[Interface dataset entries]
'''

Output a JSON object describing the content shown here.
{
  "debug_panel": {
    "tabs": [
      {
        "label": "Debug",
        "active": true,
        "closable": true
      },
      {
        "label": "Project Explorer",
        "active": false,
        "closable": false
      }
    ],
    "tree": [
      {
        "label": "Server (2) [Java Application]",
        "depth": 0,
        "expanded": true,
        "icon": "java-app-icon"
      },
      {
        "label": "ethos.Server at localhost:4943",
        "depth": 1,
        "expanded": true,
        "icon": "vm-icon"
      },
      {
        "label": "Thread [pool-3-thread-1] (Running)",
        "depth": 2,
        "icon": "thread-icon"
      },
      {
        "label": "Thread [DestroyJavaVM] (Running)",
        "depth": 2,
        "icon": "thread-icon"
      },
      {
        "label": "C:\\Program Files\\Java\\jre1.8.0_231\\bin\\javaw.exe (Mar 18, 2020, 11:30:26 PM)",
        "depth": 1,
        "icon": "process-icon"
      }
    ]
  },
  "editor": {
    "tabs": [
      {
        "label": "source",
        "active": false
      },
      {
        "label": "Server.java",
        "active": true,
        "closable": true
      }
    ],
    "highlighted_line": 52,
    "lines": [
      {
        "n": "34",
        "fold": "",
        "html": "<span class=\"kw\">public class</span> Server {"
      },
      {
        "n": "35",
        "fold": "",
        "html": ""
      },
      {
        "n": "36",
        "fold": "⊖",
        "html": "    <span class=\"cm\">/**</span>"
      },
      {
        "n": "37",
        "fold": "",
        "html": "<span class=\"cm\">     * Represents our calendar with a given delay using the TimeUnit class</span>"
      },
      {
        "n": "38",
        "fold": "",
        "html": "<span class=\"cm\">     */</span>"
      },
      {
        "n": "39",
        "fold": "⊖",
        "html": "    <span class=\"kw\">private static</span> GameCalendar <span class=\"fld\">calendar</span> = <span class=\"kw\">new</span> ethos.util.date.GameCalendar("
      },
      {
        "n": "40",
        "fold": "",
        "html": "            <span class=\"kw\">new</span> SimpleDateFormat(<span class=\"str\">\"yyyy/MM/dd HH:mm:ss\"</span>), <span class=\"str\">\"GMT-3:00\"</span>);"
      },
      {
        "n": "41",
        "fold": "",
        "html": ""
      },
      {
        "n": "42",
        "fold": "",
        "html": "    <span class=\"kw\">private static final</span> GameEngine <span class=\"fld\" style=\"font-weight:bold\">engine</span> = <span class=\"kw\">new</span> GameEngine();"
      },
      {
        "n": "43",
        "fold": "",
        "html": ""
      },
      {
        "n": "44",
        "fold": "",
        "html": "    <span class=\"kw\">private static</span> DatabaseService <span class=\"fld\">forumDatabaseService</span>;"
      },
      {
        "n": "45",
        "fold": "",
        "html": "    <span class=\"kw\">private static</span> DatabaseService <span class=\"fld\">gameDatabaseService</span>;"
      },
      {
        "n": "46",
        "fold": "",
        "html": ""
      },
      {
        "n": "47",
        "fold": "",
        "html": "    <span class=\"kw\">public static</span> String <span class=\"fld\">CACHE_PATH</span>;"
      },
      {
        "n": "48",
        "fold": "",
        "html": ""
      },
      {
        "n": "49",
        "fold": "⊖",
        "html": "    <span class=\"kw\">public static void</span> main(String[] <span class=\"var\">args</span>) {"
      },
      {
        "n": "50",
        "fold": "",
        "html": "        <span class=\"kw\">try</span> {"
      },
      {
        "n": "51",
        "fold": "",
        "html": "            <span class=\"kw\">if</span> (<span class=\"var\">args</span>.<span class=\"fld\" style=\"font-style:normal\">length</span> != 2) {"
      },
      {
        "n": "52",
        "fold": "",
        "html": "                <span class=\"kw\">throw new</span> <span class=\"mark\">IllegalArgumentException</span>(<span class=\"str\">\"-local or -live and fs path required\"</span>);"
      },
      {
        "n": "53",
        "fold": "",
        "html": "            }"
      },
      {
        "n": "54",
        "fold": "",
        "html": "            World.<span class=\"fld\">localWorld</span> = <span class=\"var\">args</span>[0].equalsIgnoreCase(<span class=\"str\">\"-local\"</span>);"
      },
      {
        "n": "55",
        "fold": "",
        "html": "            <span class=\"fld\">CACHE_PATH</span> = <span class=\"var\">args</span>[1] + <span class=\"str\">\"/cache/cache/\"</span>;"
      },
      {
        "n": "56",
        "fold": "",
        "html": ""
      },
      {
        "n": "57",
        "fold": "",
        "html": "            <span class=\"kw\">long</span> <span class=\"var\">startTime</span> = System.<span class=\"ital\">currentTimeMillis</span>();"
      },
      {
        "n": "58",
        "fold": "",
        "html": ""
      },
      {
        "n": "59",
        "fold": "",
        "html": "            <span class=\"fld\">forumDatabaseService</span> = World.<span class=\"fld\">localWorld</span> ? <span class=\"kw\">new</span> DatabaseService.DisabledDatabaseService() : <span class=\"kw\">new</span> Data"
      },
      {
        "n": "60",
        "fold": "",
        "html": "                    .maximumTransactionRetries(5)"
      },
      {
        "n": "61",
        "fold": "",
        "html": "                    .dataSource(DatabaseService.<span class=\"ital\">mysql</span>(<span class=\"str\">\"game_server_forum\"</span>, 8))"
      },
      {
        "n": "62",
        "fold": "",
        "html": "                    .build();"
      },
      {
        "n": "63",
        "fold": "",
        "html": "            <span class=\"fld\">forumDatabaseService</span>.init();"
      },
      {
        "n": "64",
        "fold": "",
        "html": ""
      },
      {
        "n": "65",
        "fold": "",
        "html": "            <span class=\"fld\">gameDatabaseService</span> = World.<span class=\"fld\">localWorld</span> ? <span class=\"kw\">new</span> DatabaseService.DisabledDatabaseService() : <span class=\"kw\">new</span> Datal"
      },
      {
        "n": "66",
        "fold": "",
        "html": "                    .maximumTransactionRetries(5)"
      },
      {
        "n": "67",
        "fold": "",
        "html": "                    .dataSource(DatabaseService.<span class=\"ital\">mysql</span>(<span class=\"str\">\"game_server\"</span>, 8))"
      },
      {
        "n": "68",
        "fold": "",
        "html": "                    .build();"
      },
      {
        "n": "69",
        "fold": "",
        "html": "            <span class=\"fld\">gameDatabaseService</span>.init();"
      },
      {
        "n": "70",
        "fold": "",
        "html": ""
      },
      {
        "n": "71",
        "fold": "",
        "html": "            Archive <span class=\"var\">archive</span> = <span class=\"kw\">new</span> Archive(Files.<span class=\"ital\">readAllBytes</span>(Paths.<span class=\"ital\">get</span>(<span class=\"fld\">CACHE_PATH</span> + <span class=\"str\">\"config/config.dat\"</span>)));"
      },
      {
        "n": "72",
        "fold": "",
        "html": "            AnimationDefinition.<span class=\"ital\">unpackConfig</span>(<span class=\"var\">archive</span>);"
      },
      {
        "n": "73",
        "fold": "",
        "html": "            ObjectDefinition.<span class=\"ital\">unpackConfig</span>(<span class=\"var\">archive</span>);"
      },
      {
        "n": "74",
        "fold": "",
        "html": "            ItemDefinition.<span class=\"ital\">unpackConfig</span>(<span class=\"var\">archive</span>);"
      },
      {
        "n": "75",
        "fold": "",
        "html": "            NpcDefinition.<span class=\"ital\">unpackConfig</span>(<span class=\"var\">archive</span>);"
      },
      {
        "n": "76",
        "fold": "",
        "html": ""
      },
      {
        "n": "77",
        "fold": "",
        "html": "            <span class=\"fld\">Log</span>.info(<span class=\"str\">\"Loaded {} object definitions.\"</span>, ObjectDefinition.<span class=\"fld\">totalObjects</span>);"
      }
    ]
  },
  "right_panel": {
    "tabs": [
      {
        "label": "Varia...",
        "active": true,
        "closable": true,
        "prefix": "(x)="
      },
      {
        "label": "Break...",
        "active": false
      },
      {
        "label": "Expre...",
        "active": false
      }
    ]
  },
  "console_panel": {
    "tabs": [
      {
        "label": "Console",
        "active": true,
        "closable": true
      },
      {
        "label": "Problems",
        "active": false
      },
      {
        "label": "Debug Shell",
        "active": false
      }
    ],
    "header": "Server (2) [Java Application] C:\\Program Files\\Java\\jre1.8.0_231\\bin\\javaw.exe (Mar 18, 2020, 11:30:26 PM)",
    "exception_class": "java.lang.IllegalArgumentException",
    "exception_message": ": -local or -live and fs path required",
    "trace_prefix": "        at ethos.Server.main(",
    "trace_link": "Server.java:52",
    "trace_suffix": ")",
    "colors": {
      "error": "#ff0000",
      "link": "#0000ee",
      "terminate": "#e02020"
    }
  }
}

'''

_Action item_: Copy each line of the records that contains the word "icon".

_Answer area_:
        "icon": "java-app-icon"
        "icon": "vm-icon"
        "icon": "thread-icon"
        "icon": "thread-icon"
        "icon": "process-icon"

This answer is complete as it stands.